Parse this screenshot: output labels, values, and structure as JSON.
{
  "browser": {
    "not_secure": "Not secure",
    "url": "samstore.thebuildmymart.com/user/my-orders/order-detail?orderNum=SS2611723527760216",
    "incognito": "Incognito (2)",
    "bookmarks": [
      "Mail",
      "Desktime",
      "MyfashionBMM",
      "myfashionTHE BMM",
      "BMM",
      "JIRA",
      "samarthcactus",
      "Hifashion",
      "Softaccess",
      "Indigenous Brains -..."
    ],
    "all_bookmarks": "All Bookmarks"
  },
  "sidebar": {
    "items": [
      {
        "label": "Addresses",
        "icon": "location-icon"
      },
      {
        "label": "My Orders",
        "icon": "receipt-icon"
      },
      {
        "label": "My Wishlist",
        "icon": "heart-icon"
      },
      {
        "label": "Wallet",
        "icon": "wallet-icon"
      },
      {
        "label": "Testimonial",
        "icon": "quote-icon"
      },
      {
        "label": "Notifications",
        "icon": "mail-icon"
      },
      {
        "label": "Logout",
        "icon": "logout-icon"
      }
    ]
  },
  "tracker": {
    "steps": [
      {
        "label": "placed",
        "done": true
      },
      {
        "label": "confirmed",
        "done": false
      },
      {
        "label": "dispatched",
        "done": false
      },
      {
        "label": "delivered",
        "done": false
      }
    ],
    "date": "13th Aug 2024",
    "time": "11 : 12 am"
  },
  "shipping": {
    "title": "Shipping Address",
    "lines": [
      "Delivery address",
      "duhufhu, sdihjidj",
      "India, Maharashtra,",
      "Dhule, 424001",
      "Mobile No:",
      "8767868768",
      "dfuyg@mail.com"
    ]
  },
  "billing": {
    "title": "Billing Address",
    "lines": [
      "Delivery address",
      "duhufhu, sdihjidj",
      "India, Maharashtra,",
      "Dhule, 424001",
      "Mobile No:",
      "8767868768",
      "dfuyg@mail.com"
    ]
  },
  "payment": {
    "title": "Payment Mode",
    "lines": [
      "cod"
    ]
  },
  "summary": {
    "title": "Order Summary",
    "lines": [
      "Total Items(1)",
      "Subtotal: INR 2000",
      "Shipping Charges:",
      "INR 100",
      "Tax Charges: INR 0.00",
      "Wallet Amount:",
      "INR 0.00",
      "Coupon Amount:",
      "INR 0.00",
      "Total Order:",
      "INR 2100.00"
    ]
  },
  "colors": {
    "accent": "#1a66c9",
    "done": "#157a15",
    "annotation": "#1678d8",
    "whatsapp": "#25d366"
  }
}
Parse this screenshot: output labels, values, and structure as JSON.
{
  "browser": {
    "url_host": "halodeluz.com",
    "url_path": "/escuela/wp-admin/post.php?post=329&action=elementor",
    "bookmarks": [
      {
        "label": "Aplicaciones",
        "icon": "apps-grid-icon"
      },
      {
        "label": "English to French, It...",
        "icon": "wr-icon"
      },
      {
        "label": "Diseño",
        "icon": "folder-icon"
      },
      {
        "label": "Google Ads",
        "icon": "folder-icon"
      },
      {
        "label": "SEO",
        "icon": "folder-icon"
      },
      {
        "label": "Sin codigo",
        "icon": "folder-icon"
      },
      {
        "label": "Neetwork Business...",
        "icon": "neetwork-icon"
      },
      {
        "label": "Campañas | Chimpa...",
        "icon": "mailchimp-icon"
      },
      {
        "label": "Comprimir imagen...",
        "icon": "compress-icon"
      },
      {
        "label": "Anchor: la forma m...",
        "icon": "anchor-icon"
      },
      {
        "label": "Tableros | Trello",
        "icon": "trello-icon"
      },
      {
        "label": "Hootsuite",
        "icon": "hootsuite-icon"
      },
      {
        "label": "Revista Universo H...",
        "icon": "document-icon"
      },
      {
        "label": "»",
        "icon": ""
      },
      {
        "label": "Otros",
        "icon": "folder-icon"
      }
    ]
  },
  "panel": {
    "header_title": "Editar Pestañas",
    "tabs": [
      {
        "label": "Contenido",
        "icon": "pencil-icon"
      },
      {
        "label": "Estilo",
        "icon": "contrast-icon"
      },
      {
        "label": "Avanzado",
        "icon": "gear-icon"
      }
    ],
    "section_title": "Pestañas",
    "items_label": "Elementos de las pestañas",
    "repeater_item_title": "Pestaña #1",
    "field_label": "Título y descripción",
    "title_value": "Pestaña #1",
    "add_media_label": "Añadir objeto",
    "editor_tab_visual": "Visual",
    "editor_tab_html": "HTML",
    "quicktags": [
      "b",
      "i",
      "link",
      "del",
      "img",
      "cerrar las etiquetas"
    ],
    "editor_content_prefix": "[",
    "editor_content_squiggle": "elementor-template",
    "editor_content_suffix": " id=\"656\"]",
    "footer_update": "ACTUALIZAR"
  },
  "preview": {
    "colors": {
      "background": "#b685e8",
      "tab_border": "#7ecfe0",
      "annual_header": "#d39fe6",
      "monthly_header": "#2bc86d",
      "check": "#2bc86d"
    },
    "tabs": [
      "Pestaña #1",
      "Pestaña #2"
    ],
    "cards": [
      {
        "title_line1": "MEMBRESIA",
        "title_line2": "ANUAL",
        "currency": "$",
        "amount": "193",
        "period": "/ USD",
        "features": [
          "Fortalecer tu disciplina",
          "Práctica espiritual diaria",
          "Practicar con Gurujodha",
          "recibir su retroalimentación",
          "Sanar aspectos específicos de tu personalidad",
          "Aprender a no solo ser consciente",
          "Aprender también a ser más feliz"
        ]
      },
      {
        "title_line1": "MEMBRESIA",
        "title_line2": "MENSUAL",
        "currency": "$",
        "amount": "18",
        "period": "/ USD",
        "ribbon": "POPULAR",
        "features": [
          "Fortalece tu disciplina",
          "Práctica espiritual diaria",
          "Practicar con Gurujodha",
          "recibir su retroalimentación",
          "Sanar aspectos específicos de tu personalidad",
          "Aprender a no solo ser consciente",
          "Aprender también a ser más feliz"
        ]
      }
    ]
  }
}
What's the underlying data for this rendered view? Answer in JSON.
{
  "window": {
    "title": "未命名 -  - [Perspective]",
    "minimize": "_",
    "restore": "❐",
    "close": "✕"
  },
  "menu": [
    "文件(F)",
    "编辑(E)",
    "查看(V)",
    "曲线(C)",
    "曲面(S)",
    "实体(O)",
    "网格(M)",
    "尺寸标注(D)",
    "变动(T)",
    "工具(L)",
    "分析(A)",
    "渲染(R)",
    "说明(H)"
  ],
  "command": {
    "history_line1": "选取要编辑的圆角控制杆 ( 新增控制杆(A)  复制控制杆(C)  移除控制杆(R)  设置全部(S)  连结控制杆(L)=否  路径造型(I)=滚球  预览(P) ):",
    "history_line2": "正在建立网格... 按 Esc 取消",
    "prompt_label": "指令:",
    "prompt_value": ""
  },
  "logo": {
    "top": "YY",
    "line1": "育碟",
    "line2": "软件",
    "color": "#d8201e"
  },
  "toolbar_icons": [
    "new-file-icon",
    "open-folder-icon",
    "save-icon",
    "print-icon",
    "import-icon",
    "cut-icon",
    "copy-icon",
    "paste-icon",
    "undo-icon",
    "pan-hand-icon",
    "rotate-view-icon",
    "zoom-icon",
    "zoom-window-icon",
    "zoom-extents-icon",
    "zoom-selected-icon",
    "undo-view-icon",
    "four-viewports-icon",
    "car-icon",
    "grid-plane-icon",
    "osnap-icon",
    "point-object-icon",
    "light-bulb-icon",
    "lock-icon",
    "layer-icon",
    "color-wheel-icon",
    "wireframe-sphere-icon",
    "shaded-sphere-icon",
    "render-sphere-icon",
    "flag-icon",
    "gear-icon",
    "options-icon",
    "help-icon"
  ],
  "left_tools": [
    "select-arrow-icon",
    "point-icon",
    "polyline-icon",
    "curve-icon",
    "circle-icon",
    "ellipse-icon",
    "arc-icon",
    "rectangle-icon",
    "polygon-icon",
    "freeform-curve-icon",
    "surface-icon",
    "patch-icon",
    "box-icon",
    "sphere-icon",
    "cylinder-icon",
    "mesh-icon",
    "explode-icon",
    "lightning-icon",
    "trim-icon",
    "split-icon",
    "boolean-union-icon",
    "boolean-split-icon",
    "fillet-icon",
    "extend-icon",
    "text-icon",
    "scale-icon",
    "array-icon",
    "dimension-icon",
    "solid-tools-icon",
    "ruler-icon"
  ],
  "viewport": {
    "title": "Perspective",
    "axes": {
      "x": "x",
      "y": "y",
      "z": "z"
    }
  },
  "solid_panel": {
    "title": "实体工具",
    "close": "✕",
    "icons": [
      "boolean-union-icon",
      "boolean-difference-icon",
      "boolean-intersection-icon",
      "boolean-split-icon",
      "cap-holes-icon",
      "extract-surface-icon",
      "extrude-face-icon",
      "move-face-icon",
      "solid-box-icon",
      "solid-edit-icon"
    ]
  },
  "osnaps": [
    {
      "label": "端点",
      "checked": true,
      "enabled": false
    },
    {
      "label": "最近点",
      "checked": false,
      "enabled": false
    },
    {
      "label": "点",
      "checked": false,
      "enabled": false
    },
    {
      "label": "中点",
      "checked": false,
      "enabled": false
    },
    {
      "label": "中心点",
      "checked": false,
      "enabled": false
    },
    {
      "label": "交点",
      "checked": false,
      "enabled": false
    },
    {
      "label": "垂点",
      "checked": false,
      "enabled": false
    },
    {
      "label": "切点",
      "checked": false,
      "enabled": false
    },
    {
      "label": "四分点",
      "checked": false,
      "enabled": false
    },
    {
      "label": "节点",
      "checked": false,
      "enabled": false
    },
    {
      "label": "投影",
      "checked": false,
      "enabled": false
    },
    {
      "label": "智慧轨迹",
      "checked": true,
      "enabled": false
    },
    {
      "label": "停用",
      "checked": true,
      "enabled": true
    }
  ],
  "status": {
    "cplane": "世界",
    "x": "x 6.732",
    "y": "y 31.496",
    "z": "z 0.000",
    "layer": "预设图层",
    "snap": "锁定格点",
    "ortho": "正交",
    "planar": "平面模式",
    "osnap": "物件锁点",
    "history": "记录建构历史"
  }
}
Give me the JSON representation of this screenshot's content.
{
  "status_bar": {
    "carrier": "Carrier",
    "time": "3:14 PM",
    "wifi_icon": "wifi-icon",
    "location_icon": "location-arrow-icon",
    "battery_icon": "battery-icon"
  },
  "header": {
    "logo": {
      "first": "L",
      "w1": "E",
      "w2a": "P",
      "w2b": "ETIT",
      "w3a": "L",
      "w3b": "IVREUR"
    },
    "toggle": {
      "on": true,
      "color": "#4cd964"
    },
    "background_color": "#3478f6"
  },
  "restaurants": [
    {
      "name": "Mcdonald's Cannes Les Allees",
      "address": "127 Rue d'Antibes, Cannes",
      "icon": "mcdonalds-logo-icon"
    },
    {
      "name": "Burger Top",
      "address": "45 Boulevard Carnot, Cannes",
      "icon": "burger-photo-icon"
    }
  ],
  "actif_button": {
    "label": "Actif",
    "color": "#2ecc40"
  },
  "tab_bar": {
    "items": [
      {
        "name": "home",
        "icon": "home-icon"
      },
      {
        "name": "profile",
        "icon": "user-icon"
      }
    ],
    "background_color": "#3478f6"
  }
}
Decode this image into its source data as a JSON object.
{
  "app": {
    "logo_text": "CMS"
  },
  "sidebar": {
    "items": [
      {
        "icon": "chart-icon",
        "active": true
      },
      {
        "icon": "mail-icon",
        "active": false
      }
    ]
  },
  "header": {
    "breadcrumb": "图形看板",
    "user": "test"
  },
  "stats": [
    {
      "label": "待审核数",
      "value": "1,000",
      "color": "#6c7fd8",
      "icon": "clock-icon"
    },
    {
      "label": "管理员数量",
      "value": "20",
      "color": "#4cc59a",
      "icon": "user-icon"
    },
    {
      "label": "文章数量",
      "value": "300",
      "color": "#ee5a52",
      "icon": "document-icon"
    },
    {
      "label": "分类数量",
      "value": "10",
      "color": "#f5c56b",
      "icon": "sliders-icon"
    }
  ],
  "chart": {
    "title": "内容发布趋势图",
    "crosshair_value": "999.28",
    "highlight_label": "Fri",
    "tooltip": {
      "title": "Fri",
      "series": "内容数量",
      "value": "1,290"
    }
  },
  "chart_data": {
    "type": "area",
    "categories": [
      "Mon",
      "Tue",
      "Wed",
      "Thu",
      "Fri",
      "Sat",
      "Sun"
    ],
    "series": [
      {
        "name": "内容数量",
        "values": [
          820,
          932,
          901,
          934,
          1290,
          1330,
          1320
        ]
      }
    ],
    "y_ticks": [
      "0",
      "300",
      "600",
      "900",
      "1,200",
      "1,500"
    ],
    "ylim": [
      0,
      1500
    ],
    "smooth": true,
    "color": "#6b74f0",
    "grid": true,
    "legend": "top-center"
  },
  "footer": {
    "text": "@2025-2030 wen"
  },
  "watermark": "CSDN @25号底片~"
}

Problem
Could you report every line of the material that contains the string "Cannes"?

Reply
      "name": "Mcdonald's Cannes Les Allees",
      "address": "127 Rue d'Antibes, Cannes",
      "address": "45 Boulevard Carnot, Cannes",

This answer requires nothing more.